Submitted to: U.S. FDA Public Master File No. 5590
Publication Type: Popular Publication
Publication Acceptance Date: May 15, 1996
Publication Date: N/A
Interpretive Summary: Copper sulfate is used as a disease treatment in fish production. The U.S. Food and Drug Administration does not recognize copper sulfate as an approved chemical for this purpose therefore it is unlawful for fish producers to use copper sulfate. Part of the concerns expressed by FDA relate to the possibility that exposure to copper sulfate might result in high concentrations of copper (a heavy metal) accumulating in the edible portions of the fish. This study was to gather information about the potential human danger associated with consumption of fish that had been exposed to copper sulfate. Channel catfish were exposed to waterborne copper sulfate and then tissue samples were examined for copper content. There were no changes in copper concentrations in any fish exposed to many time the normal dosage of copper sulfate. This means that there is no hazard to human consumers of catfish exposed to copper sulfate.

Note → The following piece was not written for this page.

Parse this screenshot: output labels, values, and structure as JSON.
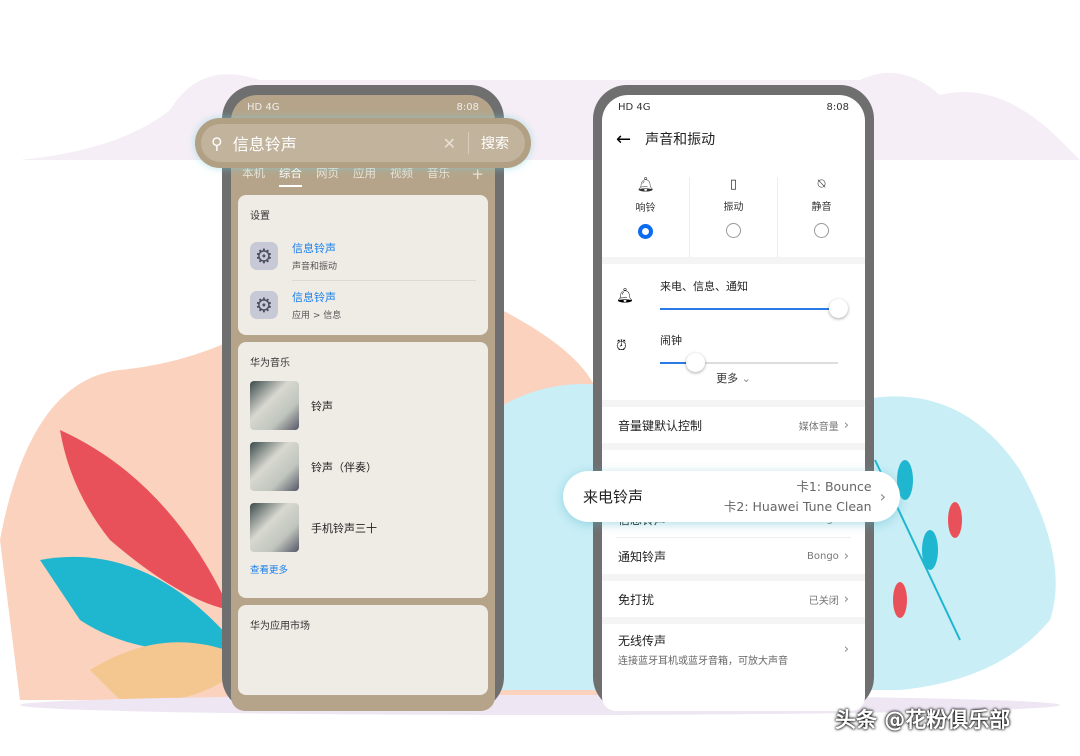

Technical Abstract: Channel catfish were exposed ato 1.7, 2.7, or 3.6 mg/L of waterborne copper sulfate for a period of 10 weeks. Before, during, and after exposure samples of axial muscle and liver were collected and analysed by graphite furnace atomic absorption spectrometry for copper content. Continuous exposure of channel catfish to waterborne copper sulfate did not result in uptake and retention of copper in edible muscle. No dose or gender related tendencies were observed. Significant dose and gender related accumulation of copper in liver tissue was observed. Greatest dose and gender related effects were in males in the highest exposure group. Copper concentrations in livers of unexposed catfish did not change during the study. Copper concentrations in all exposed groups returned to normal 6 to 8 weeks after exposure was discontinued. Exposure of channel catfish to copper sulfate should pose no hazard to the human consumer.